Sunday night's hockey game got off to a stellar start, for Yours Truly. After four scoreless years of playing with the same group of guys, I managed to get past the goalie twice, within the first ten minutes.
The first was the direct result of a terrific pass, from a guy who loves to play the game and not just launch a personal showboat every few minutes. I'd say it was almost impossible to fail that quality of pass, but the truth is I've messed up plenty of passes just like it. But not Sunday.
The second goal, however, occurred on one of my exceedingly rare break-aways. I doubt anyone, besides the goalie, was more surprised than I was to see the puck reach the back of the net.
After that, things deteriorated to my usual level of play. At one point I took the puck away from a guy -- he's a year or two older, an accomplished player who was, I imagine, a scrappy defence in his youth. Anyway, it clearly pissed him off to have someone who plays so pitifully make a monkey out of him. He got grabby and threw everything he had to get the puck back, or at least mess up my break. It was the latter, and we both wheezed off to our respective benches. I could tell, then, that I'd strained my lower back, and it would hurt a lot worse the next morning.
Then I stopped a slap-shot with my right shin.
So, yeah, I woke up in sad shape. As I made the morning coffee, I told my wife that playing poorly and having fun was preferable to playing well and getting hurt.
It's been a curious experience watching my game (slooooowly) improve. Right from the start, it was evident there was nowhere for me to go but up. The first few times I attempted a break-away, some young whipper-snapper would swan in from behind me, gently pluck the puck away from me and take the action to the other end of the rink. Eventually, that stopped -- not out of any personal resourcefulness I'd developed, but out of pity from the other guys. "Catch your breath, fellas, let 'im go. He just shoots at the goalie's chest, anyway."

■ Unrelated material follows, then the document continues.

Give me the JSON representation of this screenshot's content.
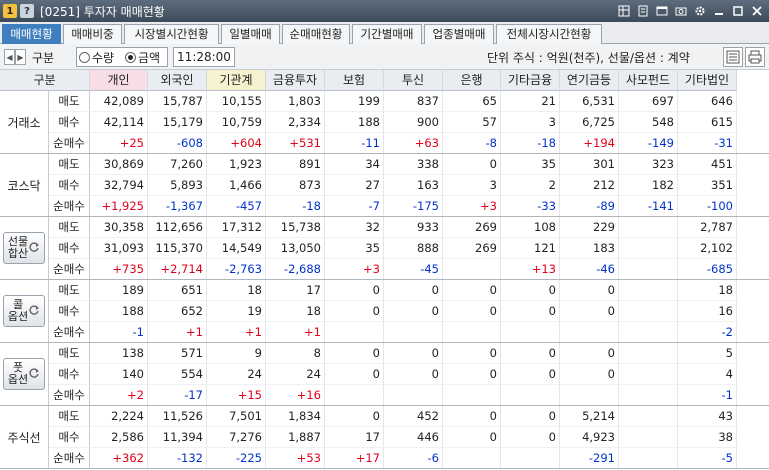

So I concentrated on shooting where the goalie was not. That resulted in shots spectacularly wide of the net. But gradually I collected more and more ringers -- off either post, or the crossbar. It was only a matter of time before I hit net. Sunday night was the night.
I've improved in other aspects of play, also. No point exploring any of that any further, as it's been so incremental as to be unnoticeable to anyone but myself. But I do notice it, and it's one element that keeps me coming out on Sunday nights when the wood-stove and a dram of whisky ought to have the deeper appeal to a guy my age.
For most of the rest of the guys, these games are just the opposite: a determined fight against decline. Professional athletes die twice, but amateurs die thousands of times as the years wear on. Sunday night's goals, the clutch -- and the inevitable change-room drubbing that followed -- felt like an initiation into a rather morbid fraternity.
I'm not sure how I feel about that -- besides really, really sore, of course.